Ben Hagari’s Fresh (2014) is a humorous portrait of a man made entirely from vegetables, and who is eventually harvested to be carved into musical instruments. Cecilia Bengolea’s Lightning Dance (2017) takes a lightning storm in Spanish Town, Jamaica as the soundtrack for a dance. Devin Kenny’s Jumpman Freestyle by Drag Lomax (2015) features Drag Lomax (né Shadrach Abernathy Lewis) in Central Park, which Lomax refers as Seneca Village. Lomax makes folk music from sampled material layered with new vocals and instrumentation to challenge what it means for music to be “folk” while addressing cultural exchange, gentrification, and Black erasure. Angelica Mesiti’s The Colour of Saying (2015) continues her exploration of nonverbal communication through three performance works: Ralph Vaughan Williams’ Serenade to Music (1938) performed by a sign language choir, an improvisation inspired by Steve Reich’s Clapping Music (1972), and a pas de deux from Pyotr Ilyich Tchaikovsky’s Swan Lake (1875–76) performed in “hand marking,” a classical ballet method for memorizing choreographed steps.
The video program complements The Musical Brain, a group exhibition of sculptural installations.
Organized by Melanie Kress, High Line Art Associate Curator.

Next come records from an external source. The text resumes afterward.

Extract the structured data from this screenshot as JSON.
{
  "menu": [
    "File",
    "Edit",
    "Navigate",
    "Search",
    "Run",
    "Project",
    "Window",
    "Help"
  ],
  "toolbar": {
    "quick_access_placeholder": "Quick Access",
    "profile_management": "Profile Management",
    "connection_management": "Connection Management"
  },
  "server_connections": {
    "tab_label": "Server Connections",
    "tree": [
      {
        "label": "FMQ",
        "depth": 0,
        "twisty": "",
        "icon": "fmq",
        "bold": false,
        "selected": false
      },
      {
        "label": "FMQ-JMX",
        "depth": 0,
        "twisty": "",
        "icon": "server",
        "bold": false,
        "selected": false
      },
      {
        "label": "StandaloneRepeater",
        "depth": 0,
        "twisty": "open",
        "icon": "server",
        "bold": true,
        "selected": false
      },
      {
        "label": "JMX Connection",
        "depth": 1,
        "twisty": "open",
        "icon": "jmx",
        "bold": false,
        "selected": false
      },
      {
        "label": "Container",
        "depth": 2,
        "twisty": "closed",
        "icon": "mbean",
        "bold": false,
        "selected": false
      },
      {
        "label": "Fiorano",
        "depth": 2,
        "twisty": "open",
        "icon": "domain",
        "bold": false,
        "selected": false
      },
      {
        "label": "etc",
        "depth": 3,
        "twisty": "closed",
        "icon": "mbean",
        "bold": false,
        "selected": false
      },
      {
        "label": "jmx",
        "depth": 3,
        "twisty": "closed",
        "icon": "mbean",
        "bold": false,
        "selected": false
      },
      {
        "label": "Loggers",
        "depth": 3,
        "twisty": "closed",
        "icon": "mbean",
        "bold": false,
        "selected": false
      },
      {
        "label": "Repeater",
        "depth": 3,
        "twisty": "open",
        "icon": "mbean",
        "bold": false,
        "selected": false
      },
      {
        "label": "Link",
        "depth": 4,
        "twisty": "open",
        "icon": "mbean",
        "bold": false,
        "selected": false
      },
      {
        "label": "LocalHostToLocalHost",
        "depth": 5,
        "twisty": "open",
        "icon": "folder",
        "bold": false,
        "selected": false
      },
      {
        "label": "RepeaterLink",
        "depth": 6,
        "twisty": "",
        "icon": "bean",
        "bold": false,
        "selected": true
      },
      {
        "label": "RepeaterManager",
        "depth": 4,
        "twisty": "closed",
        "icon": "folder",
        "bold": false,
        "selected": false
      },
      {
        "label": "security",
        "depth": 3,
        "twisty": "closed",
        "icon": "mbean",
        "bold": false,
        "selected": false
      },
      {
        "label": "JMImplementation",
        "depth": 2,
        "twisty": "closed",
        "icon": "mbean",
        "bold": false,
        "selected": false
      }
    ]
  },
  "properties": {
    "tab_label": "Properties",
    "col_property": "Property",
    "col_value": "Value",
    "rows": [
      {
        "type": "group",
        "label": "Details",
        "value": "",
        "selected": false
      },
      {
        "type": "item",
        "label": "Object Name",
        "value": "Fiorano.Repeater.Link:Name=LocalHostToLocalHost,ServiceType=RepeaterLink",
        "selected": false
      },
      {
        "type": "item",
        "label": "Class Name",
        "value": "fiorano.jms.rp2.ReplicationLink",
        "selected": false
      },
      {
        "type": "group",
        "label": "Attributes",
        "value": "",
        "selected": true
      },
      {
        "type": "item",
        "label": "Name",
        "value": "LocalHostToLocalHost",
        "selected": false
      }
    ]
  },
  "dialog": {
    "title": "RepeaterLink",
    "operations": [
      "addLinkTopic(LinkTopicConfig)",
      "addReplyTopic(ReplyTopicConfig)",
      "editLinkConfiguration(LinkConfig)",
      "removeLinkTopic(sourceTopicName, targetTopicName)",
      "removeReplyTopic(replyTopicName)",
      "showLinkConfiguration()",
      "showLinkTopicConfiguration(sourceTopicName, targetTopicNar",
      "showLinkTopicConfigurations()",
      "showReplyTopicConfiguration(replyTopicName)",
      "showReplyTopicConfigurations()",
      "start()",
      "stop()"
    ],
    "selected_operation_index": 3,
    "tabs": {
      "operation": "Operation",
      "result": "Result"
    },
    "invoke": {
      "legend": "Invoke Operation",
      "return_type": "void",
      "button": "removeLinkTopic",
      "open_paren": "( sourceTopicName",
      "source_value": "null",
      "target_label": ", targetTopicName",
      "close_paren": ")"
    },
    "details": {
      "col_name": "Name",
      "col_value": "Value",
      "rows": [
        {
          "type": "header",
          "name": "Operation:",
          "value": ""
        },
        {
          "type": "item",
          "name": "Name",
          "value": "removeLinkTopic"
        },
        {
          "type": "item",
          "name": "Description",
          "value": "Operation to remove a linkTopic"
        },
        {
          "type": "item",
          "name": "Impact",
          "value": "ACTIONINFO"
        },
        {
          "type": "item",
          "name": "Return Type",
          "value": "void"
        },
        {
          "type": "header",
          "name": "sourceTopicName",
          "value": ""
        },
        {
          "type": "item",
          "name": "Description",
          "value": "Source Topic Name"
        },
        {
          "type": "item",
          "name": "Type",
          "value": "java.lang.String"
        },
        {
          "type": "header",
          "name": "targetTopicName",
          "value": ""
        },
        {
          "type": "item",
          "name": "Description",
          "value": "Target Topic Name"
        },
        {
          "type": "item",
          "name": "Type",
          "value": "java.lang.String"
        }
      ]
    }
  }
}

Lead support for High Line Art comes from Amanda and Don Mullen. Major support is provided by Shelley Fox Aarons and Philip E. Aarons, The Brown Foundation, Inc. of Houston, and Charina Endowment Fund. High Line Art is supported, in part, with public funds from the New York City Department of Cultural Affairs in partnership with the New York City Council, under the leadership of Speaker Corey Johnson. High Line Channel is supported, in part, by the New York State Council on the Arts with the support of Governor Andrew Cuomo and the New York State Legislature.